The major obstacle is the incompatibility of ERP with the current specialized and so-called legacy systems that are heavily used by both suppliers and automakers. Industry investment in ERP has also stagnated because of fears existing systems may have millennium bug problems and the feeling those need to be solved before new computer technology investments are made.
'Most OEMs have developed their own unique computer systems and software over the years and their specialization has reached such a high level that new-generation software only covers 30 percent of their requirements,' said Ruud Vossebeld, business development manager at Vanenburg Business Innovation. Vanenburg's company works closely with Netherlands-based Baan, a leading European software supplier to the automotive industry.
Despite the problems, experts predict use of ERP software will grow to cover 50 percent of the industry worldwide over the next few years. The fastest growth is expected in the US, where automakers quickly made the decision to move into new computing technologies and now lead in software innovation.
Japanese carmakers are the furthest behind because they were among the first to use product automation - and so they stay married to the old-fashioned IT systems.
The European automotive industry is somewhere between the two continents. 'In Europe, carmakers are experimenting on a project-by-project basis, country-by-country,' Vossebeld said.
ERP is advanced universal software that appeared more than 15 years ago. It allows many information technology functions to be integrated in one computer system. EDI helps to create compatible interfaces between ERP systems.
ERP has made some breakthroughs in the European supplier industry. CMI, the American-based software supplier to the automotive industry, recently started doing business in Europe. The company said all 400 of its clients already use ERP. A typical ERP software program costs about $15,000, but large installations can cost much more, said Bob Osborne, a spokesman for CMI in the UK.
Often, suppliers switch to ERP because automakers have made the changeover and they need to link up their supply chain systems, said Osborne. Most IT systems in the automotive industry are related to logistics, like order planning, just-in-time and kanban delivery, warehousing or release orders by the OEMs. Accounting, such as retro-billing of suppliers and OEMs, is another ERP function. ERP also has a direct effect on manufacturing processes. It measures zero-defect performance.
'It enables suppliers to monitor themselves. But it also helps to utilize stampings and other tools more efficiently,' Osborne said.
ERP can also be applied as operational production software. But Vossebeld said because of high specialization, the need for special interfaces sometimes does not require full integration of ERP with actual manufacturing operations.
Further applications of ERP can be enhanced by additional functionality. Current applications are configured for use in one location, with EDI serving the interface role. 'The trend is to create new solutions offering a fundamental overview system which will give management information,' Vossebeld said.
Additional systems and programs are also likely to improve overall IT properties. Increased use of the internet in IT is expected to be a major driver for ERP acceptance. 'The Internet and e-commerce will improve compatibility of systems.
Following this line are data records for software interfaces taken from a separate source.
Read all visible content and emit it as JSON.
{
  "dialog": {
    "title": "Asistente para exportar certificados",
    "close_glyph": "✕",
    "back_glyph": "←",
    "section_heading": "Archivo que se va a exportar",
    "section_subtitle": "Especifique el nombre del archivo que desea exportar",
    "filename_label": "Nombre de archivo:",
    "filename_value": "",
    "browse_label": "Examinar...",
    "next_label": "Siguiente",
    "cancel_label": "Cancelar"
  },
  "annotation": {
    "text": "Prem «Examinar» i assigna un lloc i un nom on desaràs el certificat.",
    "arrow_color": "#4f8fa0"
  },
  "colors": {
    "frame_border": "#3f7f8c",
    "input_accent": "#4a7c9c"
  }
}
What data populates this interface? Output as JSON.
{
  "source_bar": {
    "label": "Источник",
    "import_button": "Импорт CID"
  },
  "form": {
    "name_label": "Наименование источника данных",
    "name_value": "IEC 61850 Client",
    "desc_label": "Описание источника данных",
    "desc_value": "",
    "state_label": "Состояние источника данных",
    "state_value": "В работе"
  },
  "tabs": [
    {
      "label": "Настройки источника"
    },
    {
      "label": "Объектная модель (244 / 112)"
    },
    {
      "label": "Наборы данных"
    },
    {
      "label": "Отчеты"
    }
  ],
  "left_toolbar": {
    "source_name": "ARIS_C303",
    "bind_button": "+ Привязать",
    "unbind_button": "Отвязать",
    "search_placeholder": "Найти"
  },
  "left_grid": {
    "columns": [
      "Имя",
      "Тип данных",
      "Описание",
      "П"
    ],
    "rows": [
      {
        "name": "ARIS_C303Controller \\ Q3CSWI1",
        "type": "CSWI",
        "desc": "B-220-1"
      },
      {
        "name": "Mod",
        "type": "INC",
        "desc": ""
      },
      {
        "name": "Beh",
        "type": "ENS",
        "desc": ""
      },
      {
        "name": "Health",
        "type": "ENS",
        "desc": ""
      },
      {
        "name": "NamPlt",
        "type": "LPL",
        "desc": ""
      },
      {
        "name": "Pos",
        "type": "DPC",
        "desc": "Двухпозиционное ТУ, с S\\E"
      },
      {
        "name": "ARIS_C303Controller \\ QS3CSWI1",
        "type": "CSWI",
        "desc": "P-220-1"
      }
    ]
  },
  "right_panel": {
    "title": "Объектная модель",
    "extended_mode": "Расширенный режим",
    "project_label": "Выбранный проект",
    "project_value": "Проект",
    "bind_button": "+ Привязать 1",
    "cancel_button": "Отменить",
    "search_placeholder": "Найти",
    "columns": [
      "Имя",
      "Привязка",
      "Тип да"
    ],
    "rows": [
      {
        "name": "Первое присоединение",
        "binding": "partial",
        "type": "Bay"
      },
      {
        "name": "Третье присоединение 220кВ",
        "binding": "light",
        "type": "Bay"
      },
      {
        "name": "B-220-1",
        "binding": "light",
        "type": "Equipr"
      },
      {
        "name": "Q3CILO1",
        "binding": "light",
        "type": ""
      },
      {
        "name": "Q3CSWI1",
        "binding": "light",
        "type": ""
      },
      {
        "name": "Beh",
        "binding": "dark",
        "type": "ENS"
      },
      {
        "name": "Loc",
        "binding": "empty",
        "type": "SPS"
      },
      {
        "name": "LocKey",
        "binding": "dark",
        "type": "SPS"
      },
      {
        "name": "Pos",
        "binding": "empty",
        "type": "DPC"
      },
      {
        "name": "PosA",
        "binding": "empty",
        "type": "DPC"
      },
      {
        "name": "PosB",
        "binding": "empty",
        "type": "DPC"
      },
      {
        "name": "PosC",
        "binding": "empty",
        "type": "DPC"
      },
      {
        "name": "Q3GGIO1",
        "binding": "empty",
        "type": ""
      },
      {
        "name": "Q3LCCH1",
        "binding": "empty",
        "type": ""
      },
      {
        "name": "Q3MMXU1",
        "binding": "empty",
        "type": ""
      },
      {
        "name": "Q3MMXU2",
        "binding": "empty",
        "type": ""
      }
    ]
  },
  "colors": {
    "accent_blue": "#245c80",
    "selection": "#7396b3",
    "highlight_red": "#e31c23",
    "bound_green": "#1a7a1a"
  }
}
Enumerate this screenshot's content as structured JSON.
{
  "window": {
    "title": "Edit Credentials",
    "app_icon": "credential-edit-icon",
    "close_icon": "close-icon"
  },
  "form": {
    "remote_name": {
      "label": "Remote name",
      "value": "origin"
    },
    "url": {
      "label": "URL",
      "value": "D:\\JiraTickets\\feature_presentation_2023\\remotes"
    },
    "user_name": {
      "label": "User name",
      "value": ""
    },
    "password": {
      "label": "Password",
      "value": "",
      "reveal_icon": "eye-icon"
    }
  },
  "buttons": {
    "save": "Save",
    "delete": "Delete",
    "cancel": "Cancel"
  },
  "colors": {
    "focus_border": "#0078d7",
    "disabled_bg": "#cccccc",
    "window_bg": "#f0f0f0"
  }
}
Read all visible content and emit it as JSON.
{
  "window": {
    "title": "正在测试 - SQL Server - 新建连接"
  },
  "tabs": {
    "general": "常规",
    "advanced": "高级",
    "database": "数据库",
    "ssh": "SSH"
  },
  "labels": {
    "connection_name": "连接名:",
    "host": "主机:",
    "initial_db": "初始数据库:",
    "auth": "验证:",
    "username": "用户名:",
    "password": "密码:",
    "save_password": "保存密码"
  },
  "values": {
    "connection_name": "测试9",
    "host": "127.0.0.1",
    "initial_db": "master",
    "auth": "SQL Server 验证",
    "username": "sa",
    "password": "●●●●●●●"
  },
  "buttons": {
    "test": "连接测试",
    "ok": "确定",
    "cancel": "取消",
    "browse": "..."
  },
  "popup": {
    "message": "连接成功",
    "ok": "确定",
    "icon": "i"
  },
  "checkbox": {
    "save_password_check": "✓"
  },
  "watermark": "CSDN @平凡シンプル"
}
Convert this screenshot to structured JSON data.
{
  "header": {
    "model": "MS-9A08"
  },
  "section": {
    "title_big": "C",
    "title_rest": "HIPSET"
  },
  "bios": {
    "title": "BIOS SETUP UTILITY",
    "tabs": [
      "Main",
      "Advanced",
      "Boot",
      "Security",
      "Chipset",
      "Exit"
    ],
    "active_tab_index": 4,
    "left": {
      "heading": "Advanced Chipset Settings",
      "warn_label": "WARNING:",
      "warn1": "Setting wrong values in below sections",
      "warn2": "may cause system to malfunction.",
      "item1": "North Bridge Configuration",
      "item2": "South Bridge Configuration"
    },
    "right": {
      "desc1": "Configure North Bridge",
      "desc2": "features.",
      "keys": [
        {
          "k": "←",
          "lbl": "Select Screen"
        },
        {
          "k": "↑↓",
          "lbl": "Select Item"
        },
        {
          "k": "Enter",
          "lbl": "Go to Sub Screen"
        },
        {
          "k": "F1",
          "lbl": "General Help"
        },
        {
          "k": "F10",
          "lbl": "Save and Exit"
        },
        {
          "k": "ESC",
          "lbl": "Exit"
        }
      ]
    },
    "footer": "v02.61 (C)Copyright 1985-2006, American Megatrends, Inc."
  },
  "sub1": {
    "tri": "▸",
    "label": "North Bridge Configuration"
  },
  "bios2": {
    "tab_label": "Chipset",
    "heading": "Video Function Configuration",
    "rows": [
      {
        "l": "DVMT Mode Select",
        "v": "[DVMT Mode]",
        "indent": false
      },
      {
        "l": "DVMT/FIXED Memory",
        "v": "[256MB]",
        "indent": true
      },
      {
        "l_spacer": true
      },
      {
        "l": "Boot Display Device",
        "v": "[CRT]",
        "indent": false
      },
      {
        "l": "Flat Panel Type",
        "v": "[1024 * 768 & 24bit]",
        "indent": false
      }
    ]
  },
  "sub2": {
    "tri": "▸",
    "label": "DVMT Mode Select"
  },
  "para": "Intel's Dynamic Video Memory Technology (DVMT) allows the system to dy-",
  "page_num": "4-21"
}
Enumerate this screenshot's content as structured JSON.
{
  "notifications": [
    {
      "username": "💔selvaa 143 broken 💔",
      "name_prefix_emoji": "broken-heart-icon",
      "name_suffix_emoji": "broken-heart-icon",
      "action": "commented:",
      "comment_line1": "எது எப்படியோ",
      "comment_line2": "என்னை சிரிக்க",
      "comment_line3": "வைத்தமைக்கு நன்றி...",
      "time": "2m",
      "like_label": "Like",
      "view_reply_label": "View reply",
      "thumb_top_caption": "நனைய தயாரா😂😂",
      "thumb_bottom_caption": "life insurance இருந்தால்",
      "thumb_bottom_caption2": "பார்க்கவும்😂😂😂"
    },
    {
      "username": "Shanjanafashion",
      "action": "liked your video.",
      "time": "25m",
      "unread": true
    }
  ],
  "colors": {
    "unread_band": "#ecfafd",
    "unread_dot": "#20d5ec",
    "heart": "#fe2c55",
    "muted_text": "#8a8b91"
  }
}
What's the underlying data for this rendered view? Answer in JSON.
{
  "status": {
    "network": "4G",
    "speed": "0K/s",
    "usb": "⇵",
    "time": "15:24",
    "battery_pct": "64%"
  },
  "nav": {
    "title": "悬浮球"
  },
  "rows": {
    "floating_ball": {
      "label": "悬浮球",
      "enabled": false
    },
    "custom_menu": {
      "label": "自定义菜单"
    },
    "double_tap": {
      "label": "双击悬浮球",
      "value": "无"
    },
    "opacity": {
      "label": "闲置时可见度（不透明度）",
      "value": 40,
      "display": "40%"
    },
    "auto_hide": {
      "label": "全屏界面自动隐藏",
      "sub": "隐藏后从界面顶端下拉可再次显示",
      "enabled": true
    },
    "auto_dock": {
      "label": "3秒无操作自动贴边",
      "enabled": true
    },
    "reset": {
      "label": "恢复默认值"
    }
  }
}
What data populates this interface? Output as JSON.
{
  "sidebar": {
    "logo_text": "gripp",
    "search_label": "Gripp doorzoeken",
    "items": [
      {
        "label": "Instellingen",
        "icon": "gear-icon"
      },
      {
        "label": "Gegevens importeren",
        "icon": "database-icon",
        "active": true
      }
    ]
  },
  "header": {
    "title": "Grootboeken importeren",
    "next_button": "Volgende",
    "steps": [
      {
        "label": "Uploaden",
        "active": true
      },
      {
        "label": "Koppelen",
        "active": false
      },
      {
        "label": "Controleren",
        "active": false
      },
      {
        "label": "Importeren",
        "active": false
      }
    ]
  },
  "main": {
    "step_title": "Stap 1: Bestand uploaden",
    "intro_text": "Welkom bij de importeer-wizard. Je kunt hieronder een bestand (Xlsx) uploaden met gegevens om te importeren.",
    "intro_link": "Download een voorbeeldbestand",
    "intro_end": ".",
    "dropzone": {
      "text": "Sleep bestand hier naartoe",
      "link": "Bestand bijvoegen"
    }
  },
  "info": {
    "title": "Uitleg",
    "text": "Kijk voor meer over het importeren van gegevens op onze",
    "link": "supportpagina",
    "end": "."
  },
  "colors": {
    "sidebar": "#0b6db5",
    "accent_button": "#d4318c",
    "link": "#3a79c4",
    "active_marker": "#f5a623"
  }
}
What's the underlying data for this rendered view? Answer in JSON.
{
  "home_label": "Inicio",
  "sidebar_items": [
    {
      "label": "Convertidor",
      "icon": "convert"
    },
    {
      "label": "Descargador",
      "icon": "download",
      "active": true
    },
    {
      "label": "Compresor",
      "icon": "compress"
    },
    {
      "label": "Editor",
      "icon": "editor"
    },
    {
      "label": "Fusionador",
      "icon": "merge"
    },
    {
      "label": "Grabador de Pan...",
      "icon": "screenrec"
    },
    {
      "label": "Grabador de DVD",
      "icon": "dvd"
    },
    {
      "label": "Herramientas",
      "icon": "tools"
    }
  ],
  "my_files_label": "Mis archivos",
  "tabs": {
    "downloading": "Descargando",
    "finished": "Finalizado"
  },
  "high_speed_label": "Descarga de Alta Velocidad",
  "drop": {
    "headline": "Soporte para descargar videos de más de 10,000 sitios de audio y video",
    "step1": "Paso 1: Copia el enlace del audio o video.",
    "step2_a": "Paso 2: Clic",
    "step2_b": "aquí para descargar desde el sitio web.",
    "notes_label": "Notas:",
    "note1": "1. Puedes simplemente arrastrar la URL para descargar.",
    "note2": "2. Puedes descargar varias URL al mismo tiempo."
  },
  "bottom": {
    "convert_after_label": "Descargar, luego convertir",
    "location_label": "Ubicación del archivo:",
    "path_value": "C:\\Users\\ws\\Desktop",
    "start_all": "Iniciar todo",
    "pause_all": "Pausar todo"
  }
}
They will bring a major change by virtue of blending the supply chain with inventories,' said Wilhelm Zwerger, who heads the industry business unit at SAP, a major German supplier of software to the automotive industry.
The internet will allow manufacturers to order parts and components directly without EDI. 'But because of the large number of internet standards and variants, plus the risks of network disturbances, the need for ANX (automatic network exchange) is apparent,' said Osborne. ANX uses internet technology in combination with EDI. 'ANX uses the best of both worlds,' he said.
But Vossebeld cautioned that while the internet opens great opportunities in interactive one-to-one processes, 'in business to business relations, its application might still be early.'